◆ WORK TO BE COMPLETED
Among the entries that follow, count the lines with the word "JSON" and report the number by itself.
:::::
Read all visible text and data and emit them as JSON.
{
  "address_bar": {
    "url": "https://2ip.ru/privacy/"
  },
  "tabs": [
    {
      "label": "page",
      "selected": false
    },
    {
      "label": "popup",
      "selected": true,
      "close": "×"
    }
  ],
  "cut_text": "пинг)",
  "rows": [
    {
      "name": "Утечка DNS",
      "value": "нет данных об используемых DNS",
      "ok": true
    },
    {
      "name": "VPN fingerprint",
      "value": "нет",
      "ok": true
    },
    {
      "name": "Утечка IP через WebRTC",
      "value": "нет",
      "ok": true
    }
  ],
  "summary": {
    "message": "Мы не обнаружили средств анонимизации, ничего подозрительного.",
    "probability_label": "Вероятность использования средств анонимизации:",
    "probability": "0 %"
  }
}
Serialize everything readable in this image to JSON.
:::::
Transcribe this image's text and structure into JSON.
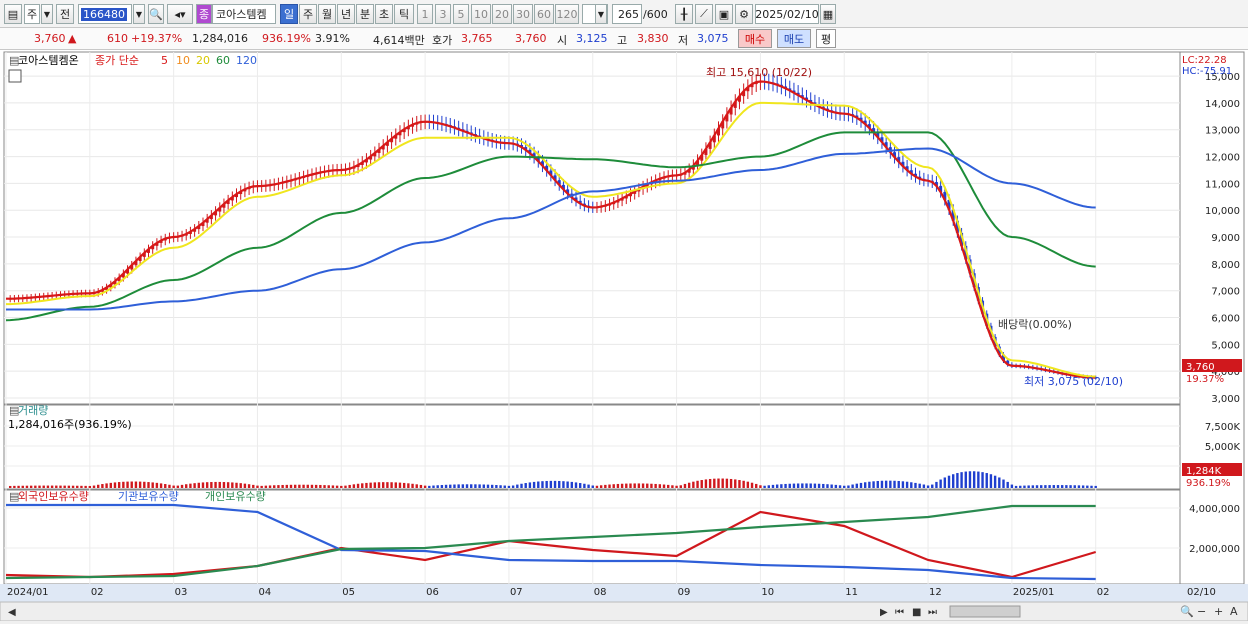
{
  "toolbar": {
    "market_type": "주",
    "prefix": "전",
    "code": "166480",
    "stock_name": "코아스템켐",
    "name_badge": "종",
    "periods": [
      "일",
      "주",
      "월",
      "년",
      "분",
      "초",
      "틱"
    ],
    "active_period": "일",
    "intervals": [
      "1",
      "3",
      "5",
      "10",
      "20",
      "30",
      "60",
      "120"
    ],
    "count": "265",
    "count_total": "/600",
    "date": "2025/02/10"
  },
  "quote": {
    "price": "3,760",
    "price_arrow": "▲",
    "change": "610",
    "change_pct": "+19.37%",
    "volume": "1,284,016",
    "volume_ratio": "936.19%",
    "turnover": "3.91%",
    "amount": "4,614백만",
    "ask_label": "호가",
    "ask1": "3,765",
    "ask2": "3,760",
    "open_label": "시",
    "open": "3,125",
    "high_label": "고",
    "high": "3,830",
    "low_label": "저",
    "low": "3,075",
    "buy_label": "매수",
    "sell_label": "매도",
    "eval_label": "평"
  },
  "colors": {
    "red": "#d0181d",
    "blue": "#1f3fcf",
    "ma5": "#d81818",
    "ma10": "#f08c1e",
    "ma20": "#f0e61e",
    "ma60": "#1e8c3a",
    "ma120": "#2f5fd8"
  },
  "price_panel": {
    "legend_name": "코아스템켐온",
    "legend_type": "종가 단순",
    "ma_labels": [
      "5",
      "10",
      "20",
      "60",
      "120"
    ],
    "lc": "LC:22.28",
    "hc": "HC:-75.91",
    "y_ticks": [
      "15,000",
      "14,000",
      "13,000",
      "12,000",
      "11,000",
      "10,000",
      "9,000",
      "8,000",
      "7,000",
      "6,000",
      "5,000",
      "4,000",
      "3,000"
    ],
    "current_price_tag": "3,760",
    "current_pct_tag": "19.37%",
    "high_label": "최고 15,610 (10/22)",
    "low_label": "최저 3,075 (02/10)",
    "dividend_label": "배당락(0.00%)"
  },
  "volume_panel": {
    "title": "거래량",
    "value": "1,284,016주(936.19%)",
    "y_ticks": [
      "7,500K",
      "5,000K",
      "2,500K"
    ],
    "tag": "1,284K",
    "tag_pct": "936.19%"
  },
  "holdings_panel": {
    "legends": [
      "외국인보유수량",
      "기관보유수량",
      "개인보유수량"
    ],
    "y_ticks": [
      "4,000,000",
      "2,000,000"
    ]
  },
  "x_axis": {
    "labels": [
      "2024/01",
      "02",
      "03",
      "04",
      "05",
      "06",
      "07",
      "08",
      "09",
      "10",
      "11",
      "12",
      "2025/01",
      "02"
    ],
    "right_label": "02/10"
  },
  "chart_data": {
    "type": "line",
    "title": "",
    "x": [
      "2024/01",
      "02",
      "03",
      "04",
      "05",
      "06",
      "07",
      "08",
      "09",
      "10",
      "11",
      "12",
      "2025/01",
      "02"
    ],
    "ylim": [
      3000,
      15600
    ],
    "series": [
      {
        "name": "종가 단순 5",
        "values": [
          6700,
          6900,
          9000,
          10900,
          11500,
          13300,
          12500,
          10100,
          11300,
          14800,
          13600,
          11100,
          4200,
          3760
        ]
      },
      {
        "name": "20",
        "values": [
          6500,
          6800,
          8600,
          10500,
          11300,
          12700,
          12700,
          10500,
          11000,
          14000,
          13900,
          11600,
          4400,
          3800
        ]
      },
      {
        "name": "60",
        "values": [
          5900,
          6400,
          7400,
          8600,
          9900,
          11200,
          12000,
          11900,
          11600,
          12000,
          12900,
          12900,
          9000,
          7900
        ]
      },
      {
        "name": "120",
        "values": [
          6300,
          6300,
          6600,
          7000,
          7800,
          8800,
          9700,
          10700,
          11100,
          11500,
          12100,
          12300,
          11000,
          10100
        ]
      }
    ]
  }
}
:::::
◆ SOLVED PROBLEM
3